How Much Will It Hurt?
Average Hospital Stay
- Keep the recipient site clean and dry.
- Avoid all trauma to the recipient site.
- Do not expose the recipient site to prolonged sunlight.
- Inspect the site for healing and good circulation, as shown by healthy pink coloration.
- Follow instructions given for bandaging the grafted area. This will provide the area with appropriate support during the healing process.

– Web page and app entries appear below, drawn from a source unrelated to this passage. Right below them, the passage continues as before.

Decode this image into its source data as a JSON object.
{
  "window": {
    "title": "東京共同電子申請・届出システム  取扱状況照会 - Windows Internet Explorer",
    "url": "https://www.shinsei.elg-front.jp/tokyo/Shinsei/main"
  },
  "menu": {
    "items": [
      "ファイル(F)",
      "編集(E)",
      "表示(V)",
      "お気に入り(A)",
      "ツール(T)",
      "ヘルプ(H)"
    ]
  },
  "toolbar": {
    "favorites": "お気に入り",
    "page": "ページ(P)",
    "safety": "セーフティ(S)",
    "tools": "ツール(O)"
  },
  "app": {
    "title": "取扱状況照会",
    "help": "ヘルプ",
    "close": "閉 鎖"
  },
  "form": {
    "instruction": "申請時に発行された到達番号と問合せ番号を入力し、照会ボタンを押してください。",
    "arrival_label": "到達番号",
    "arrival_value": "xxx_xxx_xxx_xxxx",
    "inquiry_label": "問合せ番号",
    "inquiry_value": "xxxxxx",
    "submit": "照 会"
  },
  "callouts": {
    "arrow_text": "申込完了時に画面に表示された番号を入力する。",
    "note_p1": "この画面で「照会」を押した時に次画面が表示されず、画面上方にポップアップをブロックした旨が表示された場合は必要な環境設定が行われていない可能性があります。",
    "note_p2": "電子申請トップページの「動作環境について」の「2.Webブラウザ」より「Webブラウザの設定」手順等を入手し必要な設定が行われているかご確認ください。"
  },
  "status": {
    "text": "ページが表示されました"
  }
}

It will also help to prevent contractures that cause intense tightening even after healing is complete.
Call Your Doctor
- Signs of infection, including fever and chills
- Redness, swelling, increasing pain, excessive bleeding, or discharge from the wounds
- Headache, muscle aches, lightheadedness, or general ill feeling
- Cough, shortness of breath, chest pain, or severe nausea or vomiting
- New or worsening symptoms
American Society for Dermatologic Surgery http://www.asds.net
DermNet NZ http://dermnetnz.org
Canadian Dermatology Association http://www.dermatology.ca
The Canadian Society of Plastic Surgeons http://www.plasticsurgery.ca
Skin grafting. DermNet NZ website. Available at: http://dermnetnz.org/procedures/graft.html. Updated December 29, 2013. Accessed September 29, 2014.
Skin grafting and flap surgery. University of Miami Health System website. Available at: http://surgery.med.miami.edu/plastic-and-reconstructive/skin-grafting-flap-surgery. Accessed September 29, 2014.
- Reviewer: Michael Woods, MD
- Review Date: 08/2014 -
- Update Date: 09/30/2013 -